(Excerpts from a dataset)

####

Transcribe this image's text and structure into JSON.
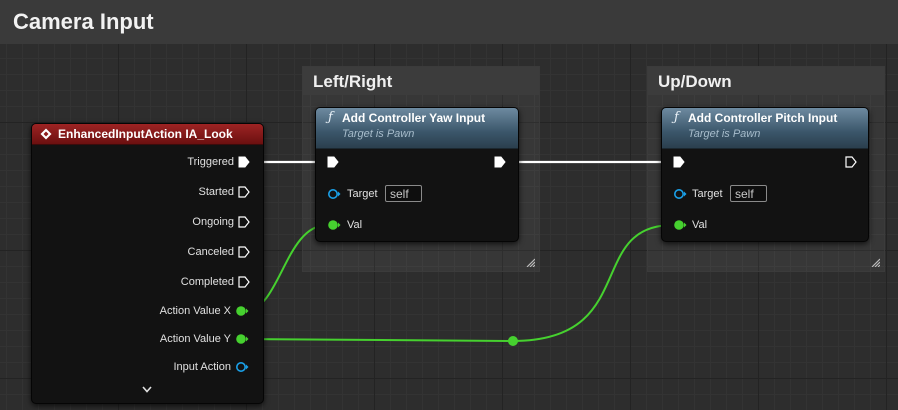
{
  "comment": {
    "title": "Camera Input"
  },
  "comment_left_right": {
    "title": "Left/Right"
  },
  "comment_up_down": {
    "title": "Up/Down"
  },
  "event_node": {
    "title": "EnhancedInputAction IA_Look",
    "header_color": "#8f1c1c",
    "icon": "diamond-icon",
    "pins": {
      "triggered": "Triggered",
      "started": "Started",
      "ongoing": "Ongoing",
      "canceled": "Canceled",
      "completed": "Completed",
      "action_value_x": "Action Value X",
      "action_value_y": "Action Value Y",
      "input_action": "Input Action"
    },
    "expand_icon": "chevron-down-icon"
  },
  "yaw_node": {
    "title": "Add Controller Yaw Input",
    "subtitle": "Target is Pawn",
    "icon_glyph": "ƒ",
    "target_label": "Target",
    "target_value": "self",
    "val_label": "Val"
  },
  "pitch_node": {
    "title": "Add Controller Pitch Input",
    "subtitle": "Target is Pawn",
    "icon_glyph": "ƒ",
    "target_label": "Target",
    "target_value": "self",
    "val_label": "Val"
  },
  "colors": {
    "exec_wire": "#ffffff",
    "float_wire": "#3fd12a",
    "object_pin": "#1aa0e8",
    "function_header": "#4a6a82"
  }
}
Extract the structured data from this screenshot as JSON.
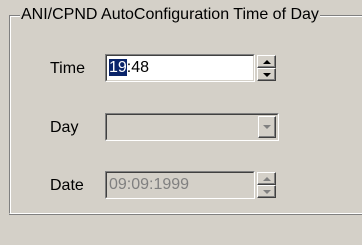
{
  "group": {
    "title": "ANI/CPND AutoConfiguration Time of Day"
  },
  "time": {
    "label": "Time",
    "hours": "19",
    "rest": ":48"
  },
  "day": {
    "label": "Day",
    "value": ""
  },
  "date": {
    "label": "Date",
    "value": "09:09:1999"
  },
  "colors": {
    "selection": "#0a246a",
    "face": "#d4d0c8",
    "disabled_text": "#808080"
  },
  "icons": {
    "spin_up": "arrow-up-icon",
    "spin_down": "arrow-down-icon",
    "dropdown": "chevron-down-icon"
  }
}
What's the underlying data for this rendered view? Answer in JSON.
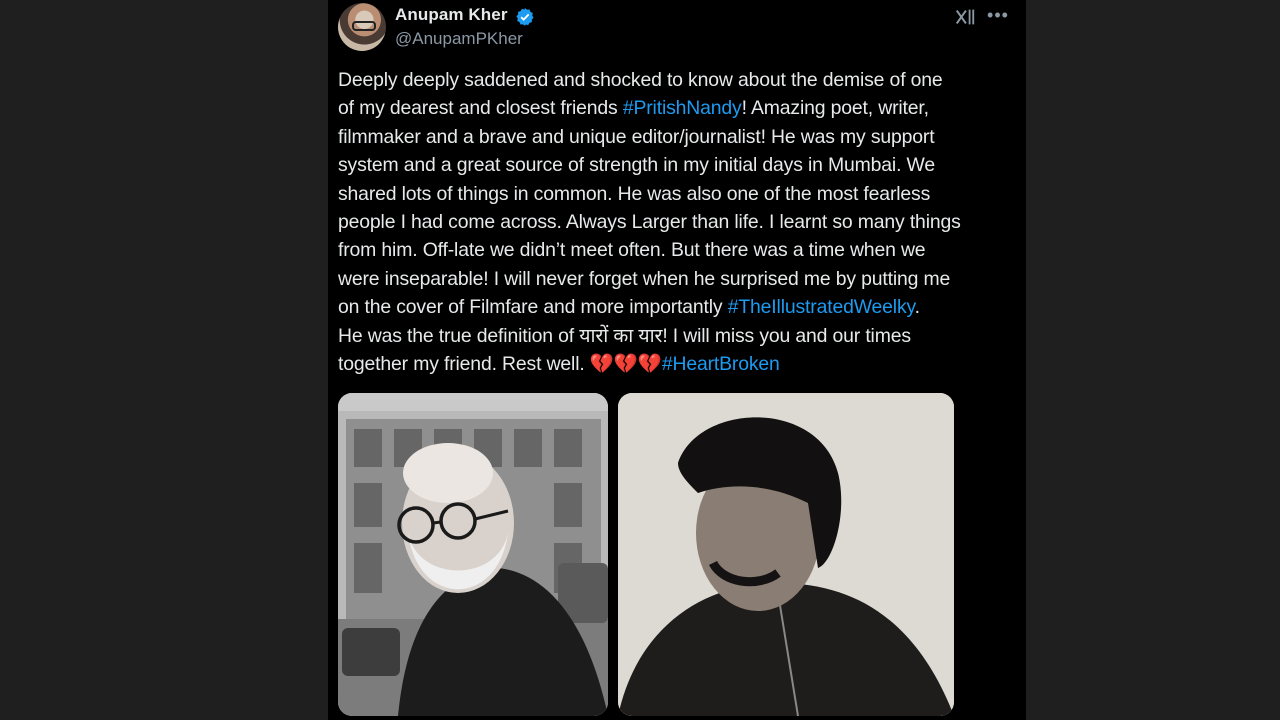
{
  "tweet": {
    "author": {
      "display_name": "Anupam Kher",
      "handle": "@AnupamPKher",
      "verified": true
    },
    "icons": {
      "grok": "grok-icon",
      "more": "more-icon"
    },
    "text_lines": [
      [
        {
          "t": "Deeply deeply saddened and shocked to know about the demise of one"
        }
      ],
      [
        {
          "t": "of my dearest and closest friends "
        },
        {
          "t": "#PritishNandy",
          "tag": true
        },
        {
          "t": "! Amazing poet, writer,"
        }
      ],
      [
        {
          "t": "filmmaker and a brave and unique editor/journalist! He was my support"
        }
      ],
      [
        {
          "t": "system and a great source of strength in my initial days in Mumbai. We"
        }
      ],
      [
        {
          "t": "shared lots of things in common. He was also one of the most fearless"
        }
      ],
      [
        {
          "t": "people I had come across. Always Larger than life. I learnt so many things"
        }
      ],
      [
        {
          "t": "from him. Off-late we didn’t meet often. But there was a time when we"
        }
      ],
      [
        {
          "t": "were inseparable! I will never forget when he surprised me by putting me"
        }
      ],
      [
        {
          "t": "on the cover of Filmfare and more importantly "
        },
        {
          "t": "#TheIllustratedWeelky",
          "tag": true
        },
        {
          "t": "."
        }
      ],
      [
        {
          "t": "He was the true definition of यारों का यार! I will miss you and our times"
        }
      ],
      [
        {
          "t": "together my friend. Rest well. "
        },
        {
          "t": "💔💔💔",
          "heart": true
        },
        {
          "t": "#HeartBroken",
          "tag": true
        }
      ]
    ],
    "colors": {
      "background": "#000000",
      "text": "#e7e9ea",
      "secondary": "#8b98a5",
      "hashtag": "#1d9bf0",
      "verified": "#1d9bf0"
    },
    "media": [
      {
        "name": "photo-older-man-glasses-street",
        "style": "black-and-white"
      },
      {
        "name": "photo-young-man-profile",
        "style": "sepia-black-and-white"
      }
    ]
  }
}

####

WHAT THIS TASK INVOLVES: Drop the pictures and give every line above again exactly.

SOLVED PROBLEM:
Transcribe this image's text and structure into JSON.
{
  "comment": {
    "title": "Camera Input"
  },
  "comment_left_right": {
    "title": "Left/Right"
  },
  "comment_up_down": {
    "title": "Up/Down"
  },
  "event_node": {
    "title": "EnhancedInputAction IA_Look",
    "header_color": "#8f1c1c",
    "icon": "diamond-icon",
    "pins": {
      "triggered": "Triggered",
      "started": "Started",
      "ongoing": "Ongoing",
      "canceled": "Canceled",
      "completed": "Completed",
      "action_value_x": "Action Value X",
      "action_value_y": "Action Value Y",
      "input_action": "Input Action"
    },
    "expand_icon": "chevron-down-icon"
  },
  "yaw_node": {
    "title": "Add Controller Yaw Input",
    "subtitle": "Target is Pawn",
    "icon_glyph": "ƒ",
    "target_label": "Target",
    "target_value": "self",
    "val_label": "Val"
  },
  "pitch_node": {
    "title": "Add Controller Pitch Input",
    "subtitle": "Target is Pawn",
    "icon_glyph": "ƒ",
    "target_label": "Target",
    "target_value": "self",
    "val_label": "Val"
  },
  "colors": {
    "exec_wire": "#ffffff",
    "float_wire": "#3fd12a",
    "object_pin": "#1aa0e8",
    "function_header": "#4a6a82"
  }
}
Extract the structured data from this screenshot as JSON.
{
  "group": {
    "title": "ANI/CPND AutoConfiguration Time of Day"
  },
  "time": {
    "label": "Time",
    "hours": "19",
    "rest": ":48"
  },
  "day": {
    "label": "Day",
    "value": ""
  },
  "date": {
    "label": "Date",
    "value": "09:09:1999"
  },
  "colors": {
    "selection": "#0a246a",
    "face": "#d4d0c8",
    "disabled_text": "#808080"
  },
  "icons": {
    "spin_up": "arrow-up-icon",
    "spin_down": "arrow-down-icon",
    "dropdown": "chevron-down-icon"
  }
}
What's the underlying data for this rendered view? Answer in JSON.
{
  "tweet": {
    "author": {
      "display_name": "Anupam Kher",
      "handle": "@AnupamPKher",
      "verified": true
    },
    "icons": {
      "grok": "grok-icon",
      "more": "more-icon"
    },
    "text_lines": [
      [
        {
          "t": "Deeply deeply saddened and shocked to know about the demise of one"
        }
      ],
      [
        {
          "t": "of my dearest and closest friends "
        },
        {
          "t": "#PritishNandy",
          "tag": true
        },
        {
          "t": "! Amazing poet, writer,"
        }
      ],
      [
        {
          "t": "filmmaker and a brave and unique editor/journalist! He was my support"
        }
      ],
      [
        {
          "t": "system and a great source of strength in my initial days in Mumbai. We"
        }
      ],
      [
        {
          "t": "shared lots of things in common. He was also one of the most fearless"
        }
      ],
      [
        {
          "t": "people I had come across. Always Larger than life. I learnt so many things"
        }
      ],
      [
        {
          "t": "from him. Off-late we didn’t meet often. But there was a time when we"
        }
      ],
      [
        {
          "t": "were inseparable! I will never forget when he surprised me by putting me"
        }
      ],
      [
        {
          "t": "on the cover of Filmfare and more importantly "
        },
        {
          "t": "#TheIllustratedWeelky",
          "tag": true
        },
        {
          "t": "."
        }
      ],
      [
        {
          "t": "He was the true definition of यारों का यार! I will miss you and our times"
        }
      ],
      [
        {
          "t": "together my friend. Rest well. "
        },
        {
          "t": "💔💔💔",
          "heart": true
        },
        {
          "t": "#HeartBroken",
          "tag": true
        }
      ]
    ],
    "colors": {
      "background": "#000000",
      "text": "#e7e9ea",
      "secondary": "#8b98a5",
      "hashtag": "#1d9bf0",
      "verified": "#1d9bf0"
    },
    "media": [
      {
        "name": "photo-older-man-glasses-street",
        "style": "black-and-white"
      },
      {
        "name": "photo-young-man-profile",
        "style": "sepia-black-and-white"
      }
    ]
  }
}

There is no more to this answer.